Data records
»»

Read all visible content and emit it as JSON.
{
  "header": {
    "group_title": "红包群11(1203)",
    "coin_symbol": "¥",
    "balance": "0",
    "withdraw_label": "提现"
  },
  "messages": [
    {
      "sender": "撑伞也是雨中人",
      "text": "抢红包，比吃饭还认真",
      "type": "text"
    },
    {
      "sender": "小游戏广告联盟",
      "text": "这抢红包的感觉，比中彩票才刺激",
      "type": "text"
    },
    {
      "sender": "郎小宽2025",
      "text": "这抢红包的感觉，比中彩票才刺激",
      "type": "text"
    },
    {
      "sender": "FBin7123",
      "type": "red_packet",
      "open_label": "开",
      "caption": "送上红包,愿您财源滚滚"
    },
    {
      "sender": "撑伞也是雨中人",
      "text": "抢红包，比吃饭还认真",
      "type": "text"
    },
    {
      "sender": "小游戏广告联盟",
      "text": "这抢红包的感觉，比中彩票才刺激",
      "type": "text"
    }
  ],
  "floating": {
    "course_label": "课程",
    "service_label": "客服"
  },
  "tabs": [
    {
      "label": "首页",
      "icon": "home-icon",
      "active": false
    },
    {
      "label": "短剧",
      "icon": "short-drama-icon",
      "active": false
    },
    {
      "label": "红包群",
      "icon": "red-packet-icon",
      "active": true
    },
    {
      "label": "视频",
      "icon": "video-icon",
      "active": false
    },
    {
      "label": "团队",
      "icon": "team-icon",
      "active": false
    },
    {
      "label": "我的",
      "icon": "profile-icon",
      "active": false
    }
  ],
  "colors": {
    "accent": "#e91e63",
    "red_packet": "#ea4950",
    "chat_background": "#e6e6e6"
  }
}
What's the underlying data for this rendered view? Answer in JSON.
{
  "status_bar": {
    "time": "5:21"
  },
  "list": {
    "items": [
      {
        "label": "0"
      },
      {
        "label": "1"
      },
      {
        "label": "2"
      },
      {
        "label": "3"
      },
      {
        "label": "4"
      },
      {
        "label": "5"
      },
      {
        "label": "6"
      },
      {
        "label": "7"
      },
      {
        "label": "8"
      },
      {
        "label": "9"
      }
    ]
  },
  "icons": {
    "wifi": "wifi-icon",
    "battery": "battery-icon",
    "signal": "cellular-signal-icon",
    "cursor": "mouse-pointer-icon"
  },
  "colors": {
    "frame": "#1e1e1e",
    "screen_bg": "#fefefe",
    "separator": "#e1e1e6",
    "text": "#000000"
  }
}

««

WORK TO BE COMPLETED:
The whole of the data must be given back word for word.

FINISHED TASK:
Read all visible content and emit it as JSON.
{
  "header": {
    "group_title": "红包群11(1203)",
    "coin_symbol": "¥",
    "balance": "0",
    "withdraw_label": "提现"
  },
  "messages": [
    {
      "sender": "撑伞也是雨中人",
      "text": "抢红包，比吃饭还认真",
      "type": "text"
    },
    {
      "sender": "小游戏广告联盟",
      "text": "这抢红包的感觉，比中彩票才刺激",
      "type": "text"
    },
    {
      "sender": "郎小宽2025",
      "text": "这抢红包的感觉，比中彩票才刺激",
      "type": "text"
    },
    {
      "sender": "FBin7123",
      "type": "red_packet",
      "open_label": "开",
      "caption": "送上红包,愿您财源滚滚"
    },
    {
      "sender": "撑伞也是雨中人",
      "text": "抢红包，比吃饭还认真",
      "type": "text"
    },
    {
      "sender": "小游戏广告联盟",
      "text": "这抢红包的感觉，比中彩票才刺激",
      "type": "text"
    }
  ],
  "floating": {
    "course_label": "课程",
    "service_label": "客服"
  },
  "tabs": [
    {
      "label": "首页",
      "icon": "home-icon",
      "active": false
    },
    {
      "label": "短剧",
      "icon": "short-drama-icon",
      "active": false
    },
    {
      "label": "红包群",
      "icon": "red-packet-icon",
      "active": true
    },
    {
      "label": "视频",
      "icon": "video-icon",
      "active": false
    },
    {
      "label": "团队",
      "icon": "team-icon",
      "active": false
    },
    {
      "label": "我的",
      "icon": "profile-icon",
      "active": false
    }
  ],
  "colors": {
    "accent": "#e91e63",
    "red_packet": "#ea4950",
    "chat_background": "#e6e6e6"
  }
}
What's the underlying data for this rendered view? Answer in JSON.
{
  "status_bar": {
    "time": "5:21"
  },
  "list": {
    "items": [
      {
        "label": "0"
      },
      {
        "label": "1"
      },
      {
        "label": "2"
      },
      {
        "label": "3"
      },
      {
        "label": "4"
      },
      {
        "label": "5"
      },
      {
        "label": "6"
      },
      {
        "label": "7"
      },
      {
        "label": "8"
      },
      {
        "label": "9"
      }
    ]
  },
  "icons": {
    "wifi": "wifi-icon",
    "battery": "battery-icon",
    "signal": "cellular-signal-icon",
    "cursor": "mouse-pointer-icon"
  },
  "colors": {
    "frame": "#1e1e1e",
    "screen_bg": "#fefefe",
    "separator": "#e1e1e6",
    "text": "#000000"
  }
}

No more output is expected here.